If the housing market is starting to soften, then surely the retailers that sell housing-related products – like Home Depot – must be softening, too.
As the big home improvement chain’s numbers released earlier this week prove, Home Depot HD -1.41% is doing just fine, and any direct line between housing starts or home construction and the retailer’s performance should be considered quite circumspect.
Certainly a total housing meltdown, like the Great Recession of 2008-09, is going to take a company like Depot down with it. We saw that happen, and should the sector collapse again, we will no doubt watch stores like Home Depot and its slightly smaller, less successful doppelgänger Lowe’s take it hard—again.
But the recent short-term slowing in housing, while certainly a factor in the overall economy, is nowhere near the kind of home apocalypse of a decade ago.
That’s why any short-term worries about Home Depot are best left for the short-sellers. (And shame on Wall Street for thinking otherwise.) Depot – let’s not forget it is the second-largest retailer in America – is poised to continue to outperform both its own sector and overall retailing for the foreseeable future.
How? Glad you asked.
- While Home Depot gets a decent amount of its business from new home construction, 45% of its overall sales are from what it calls “Pro.” These are the contractors and craftsmen who are just as likely to be working on remodeling projects as they are on from-the-ground-up new housing. And therein lies the critical part of the Depot story. People may be buying fewer homes because of rising interest rates and a shortage of affordable inventory, but they are not by any means ceasing to fix up where they live now. In fact, the case can be made that a slowdown in new homes actually creates more business in remodeling.
- The same goes for the do-it-yourselfer. Even if you’re not hiring a pro to come in and do some projects, you are very likely to be expending your own sweat equity on improving the old family homestead. It’s really quite logical when you think about it: When new car sales tend to slow, it’s often accompanied by a spurt of business in car repairs and refurbishing. The same goes for housing.

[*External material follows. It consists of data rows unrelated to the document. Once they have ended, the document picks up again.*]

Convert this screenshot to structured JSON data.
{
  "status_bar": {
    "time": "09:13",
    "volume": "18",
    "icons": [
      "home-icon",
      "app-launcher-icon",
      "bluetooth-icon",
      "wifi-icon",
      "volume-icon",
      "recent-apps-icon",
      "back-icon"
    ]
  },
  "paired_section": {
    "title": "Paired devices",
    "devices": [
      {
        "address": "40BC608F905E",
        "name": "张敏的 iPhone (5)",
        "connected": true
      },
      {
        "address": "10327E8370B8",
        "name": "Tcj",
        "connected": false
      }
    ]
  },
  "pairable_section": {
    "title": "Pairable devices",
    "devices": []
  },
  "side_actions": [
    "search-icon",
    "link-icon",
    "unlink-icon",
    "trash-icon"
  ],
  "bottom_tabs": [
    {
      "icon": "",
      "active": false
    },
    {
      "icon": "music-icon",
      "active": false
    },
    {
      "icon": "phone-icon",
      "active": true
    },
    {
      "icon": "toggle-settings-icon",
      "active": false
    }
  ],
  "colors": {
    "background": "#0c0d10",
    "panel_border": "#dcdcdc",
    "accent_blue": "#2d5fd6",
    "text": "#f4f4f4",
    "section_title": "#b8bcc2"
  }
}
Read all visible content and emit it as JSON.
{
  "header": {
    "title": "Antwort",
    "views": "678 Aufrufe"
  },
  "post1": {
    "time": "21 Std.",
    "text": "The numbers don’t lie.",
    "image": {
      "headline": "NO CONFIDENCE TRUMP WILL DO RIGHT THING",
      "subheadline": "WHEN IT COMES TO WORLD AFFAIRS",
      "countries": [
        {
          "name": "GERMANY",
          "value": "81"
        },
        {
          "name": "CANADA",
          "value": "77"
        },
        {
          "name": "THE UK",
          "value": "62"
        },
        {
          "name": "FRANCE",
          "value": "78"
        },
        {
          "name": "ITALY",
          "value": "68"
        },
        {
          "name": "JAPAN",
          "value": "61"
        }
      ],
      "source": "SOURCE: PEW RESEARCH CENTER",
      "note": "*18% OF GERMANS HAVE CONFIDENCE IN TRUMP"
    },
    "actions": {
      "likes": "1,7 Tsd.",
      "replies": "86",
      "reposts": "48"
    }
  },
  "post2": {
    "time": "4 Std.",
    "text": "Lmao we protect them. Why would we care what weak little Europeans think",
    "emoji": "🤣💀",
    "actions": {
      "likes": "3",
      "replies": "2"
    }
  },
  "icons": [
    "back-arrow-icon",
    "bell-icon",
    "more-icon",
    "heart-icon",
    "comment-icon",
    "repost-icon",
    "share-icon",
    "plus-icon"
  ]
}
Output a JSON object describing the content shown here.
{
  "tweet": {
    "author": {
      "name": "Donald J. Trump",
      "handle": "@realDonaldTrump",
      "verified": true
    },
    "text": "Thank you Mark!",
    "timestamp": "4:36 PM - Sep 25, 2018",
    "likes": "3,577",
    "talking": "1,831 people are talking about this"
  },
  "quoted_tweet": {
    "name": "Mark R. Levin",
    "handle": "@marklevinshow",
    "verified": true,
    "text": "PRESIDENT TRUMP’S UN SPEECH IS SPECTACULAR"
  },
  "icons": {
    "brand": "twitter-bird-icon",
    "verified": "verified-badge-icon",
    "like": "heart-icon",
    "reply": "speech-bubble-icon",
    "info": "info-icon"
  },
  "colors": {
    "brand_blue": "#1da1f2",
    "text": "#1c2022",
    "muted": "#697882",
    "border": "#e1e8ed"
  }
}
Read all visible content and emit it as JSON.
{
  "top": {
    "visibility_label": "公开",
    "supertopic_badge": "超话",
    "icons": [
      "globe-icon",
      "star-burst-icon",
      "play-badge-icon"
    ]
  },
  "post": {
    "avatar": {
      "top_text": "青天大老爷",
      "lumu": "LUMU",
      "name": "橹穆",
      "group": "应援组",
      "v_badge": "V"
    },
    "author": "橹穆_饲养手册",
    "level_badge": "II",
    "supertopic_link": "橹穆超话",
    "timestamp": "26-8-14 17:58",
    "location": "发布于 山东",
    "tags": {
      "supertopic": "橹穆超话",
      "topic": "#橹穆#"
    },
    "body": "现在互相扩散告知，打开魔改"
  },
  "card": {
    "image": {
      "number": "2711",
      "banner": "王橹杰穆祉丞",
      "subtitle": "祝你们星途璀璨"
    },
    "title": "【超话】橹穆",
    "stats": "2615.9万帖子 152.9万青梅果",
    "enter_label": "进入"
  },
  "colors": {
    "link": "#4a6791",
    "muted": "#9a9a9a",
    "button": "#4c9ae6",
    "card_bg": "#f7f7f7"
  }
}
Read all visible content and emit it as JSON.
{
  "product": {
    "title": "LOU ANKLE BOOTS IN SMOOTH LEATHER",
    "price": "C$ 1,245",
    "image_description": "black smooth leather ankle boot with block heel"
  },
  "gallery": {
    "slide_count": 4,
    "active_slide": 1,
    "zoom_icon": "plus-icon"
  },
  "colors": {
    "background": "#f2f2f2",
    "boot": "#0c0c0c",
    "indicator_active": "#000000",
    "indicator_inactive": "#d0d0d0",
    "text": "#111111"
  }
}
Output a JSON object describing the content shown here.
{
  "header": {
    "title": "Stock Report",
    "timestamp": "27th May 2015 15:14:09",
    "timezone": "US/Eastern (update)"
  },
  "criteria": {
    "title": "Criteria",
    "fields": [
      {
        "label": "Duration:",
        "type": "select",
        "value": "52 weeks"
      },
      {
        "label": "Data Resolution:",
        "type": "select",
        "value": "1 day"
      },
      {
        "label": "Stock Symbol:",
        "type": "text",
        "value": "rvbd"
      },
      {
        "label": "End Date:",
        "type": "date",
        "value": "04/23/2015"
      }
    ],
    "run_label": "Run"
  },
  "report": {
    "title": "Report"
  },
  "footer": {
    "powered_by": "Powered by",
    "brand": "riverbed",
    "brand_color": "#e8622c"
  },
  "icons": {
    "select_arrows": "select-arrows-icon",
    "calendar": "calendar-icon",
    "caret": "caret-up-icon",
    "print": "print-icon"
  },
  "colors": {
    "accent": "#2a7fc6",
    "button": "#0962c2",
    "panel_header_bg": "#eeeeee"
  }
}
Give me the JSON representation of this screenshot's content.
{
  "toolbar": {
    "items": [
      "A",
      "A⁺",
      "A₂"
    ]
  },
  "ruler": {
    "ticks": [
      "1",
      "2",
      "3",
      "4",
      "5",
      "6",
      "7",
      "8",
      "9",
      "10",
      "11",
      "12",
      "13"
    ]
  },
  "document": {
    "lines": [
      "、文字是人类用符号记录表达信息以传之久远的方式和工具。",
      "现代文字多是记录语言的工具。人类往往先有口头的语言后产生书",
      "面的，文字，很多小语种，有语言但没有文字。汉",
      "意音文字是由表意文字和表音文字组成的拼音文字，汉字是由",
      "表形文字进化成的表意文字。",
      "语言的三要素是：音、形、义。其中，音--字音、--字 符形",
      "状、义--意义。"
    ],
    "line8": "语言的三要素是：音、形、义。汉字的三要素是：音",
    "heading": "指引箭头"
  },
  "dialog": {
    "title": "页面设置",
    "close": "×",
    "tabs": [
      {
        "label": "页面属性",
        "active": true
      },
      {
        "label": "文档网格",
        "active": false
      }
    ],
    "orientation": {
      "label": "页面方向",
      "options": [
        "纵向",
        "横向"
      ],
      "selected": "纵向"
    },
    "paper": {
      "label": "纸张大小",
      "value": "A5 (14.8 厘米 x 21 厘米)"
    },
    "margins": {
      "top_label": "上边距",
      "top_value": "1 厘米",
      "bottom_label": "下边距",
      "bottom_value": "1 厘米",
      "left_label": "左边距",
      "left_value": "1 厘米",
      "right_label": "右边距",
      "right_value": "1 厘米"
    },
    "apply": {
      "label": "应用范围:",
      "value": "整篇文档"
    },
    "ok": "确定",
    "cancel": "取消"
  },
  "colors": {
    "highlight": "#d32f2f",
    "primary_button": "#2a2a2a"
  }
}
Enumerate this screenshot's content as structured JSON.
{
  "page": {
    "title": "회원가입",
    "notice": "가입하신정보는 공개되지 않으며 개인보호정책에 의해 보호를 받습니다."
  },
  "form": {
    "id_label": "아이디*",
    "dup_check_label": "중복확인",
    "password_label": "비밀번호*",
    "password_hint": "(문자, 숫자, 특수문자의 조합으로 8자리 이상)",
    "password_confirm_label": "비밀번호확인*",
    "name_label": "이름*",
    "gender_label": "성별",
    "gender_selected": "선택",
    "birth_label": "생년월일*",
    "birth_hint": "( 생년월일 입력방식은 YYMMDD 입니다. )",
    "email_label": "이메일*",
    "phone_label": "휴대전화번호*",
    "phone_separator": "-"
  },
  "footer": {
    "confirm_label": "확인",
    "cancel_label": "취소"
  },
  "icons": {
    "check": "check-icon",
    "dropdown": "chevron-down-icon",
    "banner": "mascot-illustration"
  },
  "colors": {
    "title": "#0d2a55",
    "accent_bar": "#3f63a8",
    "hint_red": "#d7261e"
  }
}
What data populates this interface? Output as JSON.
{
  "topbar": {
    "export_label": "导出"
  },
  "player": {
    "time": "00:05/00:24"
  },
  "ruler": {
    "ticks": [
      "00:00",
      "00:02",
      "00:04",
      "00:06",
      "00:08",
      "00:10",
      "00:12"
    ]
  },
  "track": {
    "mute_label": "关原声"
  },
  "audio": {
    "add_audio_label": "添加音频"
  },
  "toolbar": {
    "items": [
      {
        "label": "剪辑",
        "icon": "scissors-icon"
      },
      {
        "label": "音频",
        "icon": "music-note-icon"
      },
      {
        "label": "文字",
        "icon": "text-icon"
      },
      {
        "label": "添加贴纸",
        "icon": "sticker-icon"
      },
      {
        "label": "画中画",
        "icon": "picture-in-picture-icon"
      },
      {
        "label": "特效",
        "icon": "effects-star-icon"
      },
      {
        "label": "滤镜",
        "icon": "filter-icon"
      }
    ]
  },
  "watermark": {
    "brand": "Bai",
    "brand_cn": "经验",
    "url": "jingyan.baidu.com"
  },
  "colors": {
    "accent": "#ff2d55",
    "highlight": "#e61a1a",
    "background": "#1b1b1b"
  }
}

- Even if the new home market were on fire, Home Depot would continue to take market share from that prime competitor, Lowe’s. The gap between the performance of the two national chains continues to widen, and the recent turnover at the top of Lowe’s clearly indicates the retailer knows it has to get its sheetrock together to be more competitive. Maybe new CEO Marvin Ellison will make it happen. He carries the Depot DNA with him, having spent a big chunk of his career there. But it’s going to take time—and in the meantime, Home Depot is going to reap the benefits.
- Then there’s Home Depot’s expansion efforts—not in physical stores, but online and in the home decorating and major appliances sectors. Its e-commerce sales increases have been extraordinary. Even on what is still a relatively small base—7% of overall sales—its online business was up 28% in the quarter. The upside potential could be enormous given the total size of Depot. Similar opportunities exist in two merchandising classifications: home décor and major appliances. Seizing on weaknesses in the competition—Bed Bath & Beyond and JC Penney specifically in the former classification and, of course, Sears in the latter—Depot is putting some major effort into both of these areas. Again, this is all new business—and all market share gains.